Rory’s Story Cubes, where a hermit’s dream alters reality.
Once upon a time…
It was a night just like tonight. The fog was as thick. An eerie silence pervaded the blackness, as if the entire world was waiting in anticipation of…something.
Inside her hut, the hermit Baba Doku lay, dreaming. Hers was the sleep of the mystics of Jonshu, an ancient ritual wherein cryptic visions would illuminate those who slumbered. Some would merely awaken confused, unsure of the rituals efficacy. Others, however, would be so affected by the phantoms that plagued them in the Betweener’s Realm of Jonshu, that their lives would never be the same. Some would never awaken, their souls drawn into the Betweener’s Realm forever.

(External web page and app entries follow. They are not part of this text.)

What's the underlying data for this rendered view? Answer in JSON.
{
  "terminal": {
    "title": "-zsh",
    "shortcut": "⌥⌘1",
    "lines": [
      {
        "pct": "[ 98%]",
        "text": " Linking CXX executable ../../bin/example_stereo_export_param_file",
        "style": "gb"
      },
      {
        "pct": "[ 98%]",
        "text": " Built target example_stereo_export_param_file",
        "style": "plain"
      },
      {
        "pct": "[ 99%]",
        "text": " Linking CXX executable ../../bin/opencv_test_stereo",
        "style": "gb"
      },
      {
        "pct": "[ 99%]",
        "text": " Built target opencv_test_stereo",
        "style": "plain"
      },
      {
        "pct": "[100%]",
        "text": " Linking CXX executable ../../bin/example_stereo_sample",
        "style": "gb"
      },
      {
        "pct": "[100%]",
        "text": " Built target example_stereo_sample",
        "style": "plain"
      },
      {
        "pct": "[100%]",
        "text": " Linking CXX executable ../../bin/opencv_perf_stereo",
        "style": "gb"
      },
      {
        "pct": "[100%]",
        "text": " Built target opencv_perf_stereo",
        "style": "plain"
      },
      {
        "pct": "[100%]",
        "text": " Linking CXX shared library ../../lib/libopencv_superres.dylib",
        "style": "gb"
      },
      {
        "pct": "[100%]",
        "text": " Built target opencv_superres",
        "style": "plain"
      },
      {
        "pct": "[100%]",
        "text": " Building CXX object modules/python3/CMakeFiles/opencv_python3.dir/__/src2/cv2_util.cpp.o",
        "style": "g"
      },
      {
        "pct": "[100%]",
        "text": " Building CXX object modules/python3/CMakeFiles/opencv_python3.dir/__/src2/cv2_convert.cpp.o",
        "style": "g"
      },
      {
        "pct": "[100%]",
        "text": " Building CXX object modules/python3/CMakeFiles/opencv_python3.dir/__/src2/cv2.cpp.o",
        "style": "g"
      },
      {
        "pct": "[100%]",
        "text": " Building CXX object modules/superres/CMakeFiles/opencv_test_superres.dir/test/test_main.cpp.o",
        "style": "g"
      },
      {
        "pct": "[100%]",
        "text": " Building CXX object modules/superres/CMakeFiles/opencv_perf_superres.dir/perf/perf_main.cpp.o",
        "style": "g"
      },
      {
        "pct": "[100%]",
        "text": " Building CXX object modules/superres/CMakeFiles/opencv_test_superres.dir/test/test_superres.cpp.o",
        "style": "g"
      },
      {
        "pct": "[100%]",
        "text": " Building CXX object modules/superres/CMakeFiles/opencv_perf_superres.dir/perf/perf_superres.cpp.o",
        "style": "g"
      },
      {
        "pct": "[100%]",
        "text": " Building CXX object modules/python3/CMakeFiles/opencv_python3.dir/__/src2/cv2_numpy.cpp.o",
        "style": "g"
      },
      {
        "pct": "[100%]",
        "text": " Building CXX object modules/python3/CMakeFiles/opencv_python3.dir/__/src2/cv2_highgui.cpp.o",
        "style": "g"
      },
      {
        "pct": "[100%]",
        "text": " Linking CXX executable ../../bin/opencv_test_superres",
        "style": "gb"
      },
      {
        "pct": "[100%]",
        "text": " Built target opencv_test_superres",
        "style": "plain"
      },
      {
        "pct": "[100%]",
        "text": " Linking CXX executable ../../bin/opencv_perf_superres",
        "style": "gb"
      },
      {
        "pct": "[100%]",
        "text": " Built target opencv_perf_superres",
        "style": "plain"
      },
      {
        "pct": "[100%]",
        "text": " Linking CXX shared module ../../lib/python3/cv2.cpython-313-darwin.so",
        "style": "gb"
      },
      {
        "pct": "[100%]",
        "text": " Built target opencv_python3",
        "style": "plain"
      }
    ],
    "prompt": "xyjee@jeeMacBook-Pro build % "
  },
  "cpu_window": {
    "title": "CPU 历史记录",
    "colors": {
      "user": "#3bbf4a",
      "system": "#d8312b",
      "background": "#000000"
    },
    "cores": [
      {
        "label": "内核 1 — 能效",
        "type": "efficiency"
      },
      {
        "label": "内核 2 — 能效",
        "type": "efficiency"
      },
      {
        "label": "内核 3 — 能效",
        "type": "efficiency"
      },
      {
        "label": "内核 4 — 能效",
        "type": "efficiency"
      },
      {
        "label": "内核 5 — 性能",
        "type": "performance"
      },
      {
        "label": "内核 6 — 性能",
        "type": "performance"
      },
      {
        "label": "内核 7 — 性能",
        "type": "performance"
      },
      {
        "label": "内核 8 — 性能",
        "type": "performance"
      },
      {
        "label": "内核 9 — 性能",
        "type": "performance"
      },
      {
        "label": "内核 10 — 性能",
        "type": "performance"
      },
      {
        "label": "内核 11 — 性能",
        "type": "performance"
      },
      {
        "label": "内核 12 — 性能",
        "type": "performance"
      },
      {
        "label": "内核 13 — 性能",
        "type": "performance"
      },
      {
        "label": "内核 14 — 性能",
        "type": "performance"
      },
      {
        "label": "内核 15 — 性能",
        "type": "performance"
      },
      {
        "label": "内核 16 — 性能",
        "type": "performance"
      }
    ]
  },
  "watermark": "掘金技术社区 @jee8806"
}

It was in this Betweener’s Realm that Baba Doku now wandered in a hilly landscape, with a frothing crimson ocean to her left, and a stark shrivelled forest to her right. Eyeless, featherless birds flew overhead, their reptilian tails wavering behind them. They would call out an alien, warbling cry as they pursued the cloudless horizon.
Almost too suddenly, Baba Doku discovered a featureles orb of the clearest crystal. She crouched low to examine it, then tapped it lightly with her sandaled toe. Seeing no harm in it, she hefted the glassy sphere in one leathery hand, then continued on her way.
An aged, stooped man clucked at Baba Doku from atop a carved wooden stool. One hand supported a silvery, metallic wand the shape of a tree limb, while the other shook as if he was in a frenzy or seizure. But his features were kind, and Baba Doku felt no fear, so she approached him.
“Brother Jonshu sends you his regards,” crowed the man in a reedy, lilting tone. His one hand ceased its shaking and then opened, releasing a pair of bone dice.
“Fourteen!” cawed the man. “Not bad. You may go now.”
Baba Doku realized that not only had she acquired a crystal orb, but she was now holding the silvery wand with the shape of a tree limb. Sensing more purpose, she bid the man farewell and turned to the forest to continue.
The forest was blasted and barren, as in the aftermath of a great fire. Wiry, charred tree trunks pointed accusingly to the sky above. The ground below was rocky and cracked like an acient porcelain bowl.
It was while navigating this forlorn landscape that Baba Doku discovered a lamb, obviously too weak to carry on. Her heart instantly open, Baba Doku knelt by the lamb, laying the crystal orb on the ground so that her freed hand could pet and gently stroke the weakened animal.
The animal stirred, but its weakness prevented it from acting on its typical fear of unfamiliar creatures. Instead, its eyes called out to Baba Doku, begging for respite.
Turning away from the prone animal for a moment, Baba Doku gently arced the silver wand with the shape of a tree limb, so that it touched the orb. Instantly the orb opened, making the sound of a shell dashed on rocks. Its watery contents spilled across the parched forest floor.
The water was quickly drunken by the cracked earth, and emerald grass instantly sprang forth. Baba Doku snagged a handful of the luscious new growth and eased it to the lamb’s mouth. With a twitch of its nostrils, the animal ate: first timidly, then with eagerness as its strength and courage returned.
“You are a wise one, Baba Doku,” keened the old man, who appeared from behind a shriveled tree. “Take that key, and your companion will follow you always.”
With a start, Baba Doku awoke from her slumber. It had lasted for three days.
Baba Doku became aware of her immense hunger and thirst almost instantly. she resolved to fetch herself some fruits from the forest surrounding her secluded woodland home. Wrapping her woolly cloak about her shoulders for warmth, she drew her hair from her face with an outstretched hand.
She gasped, noticing for the first time the silver markings – like the twigs from a tree – encircling her wrist.
Mystified, she emerged from her hut. As if for the first time, Baba Doku gingerly walked along the woodland trail she had worn down over countless years, seeking the apple orchard she knew to be there.
Resting beneath the largest apple tree of the grove, its head bowed, lay a magnificent, sandy-brown stallion.
Baba Doku knew. “Hello, Brother Jonshu,” she said. The stallion opened its beautiful, beautiful almond eyes.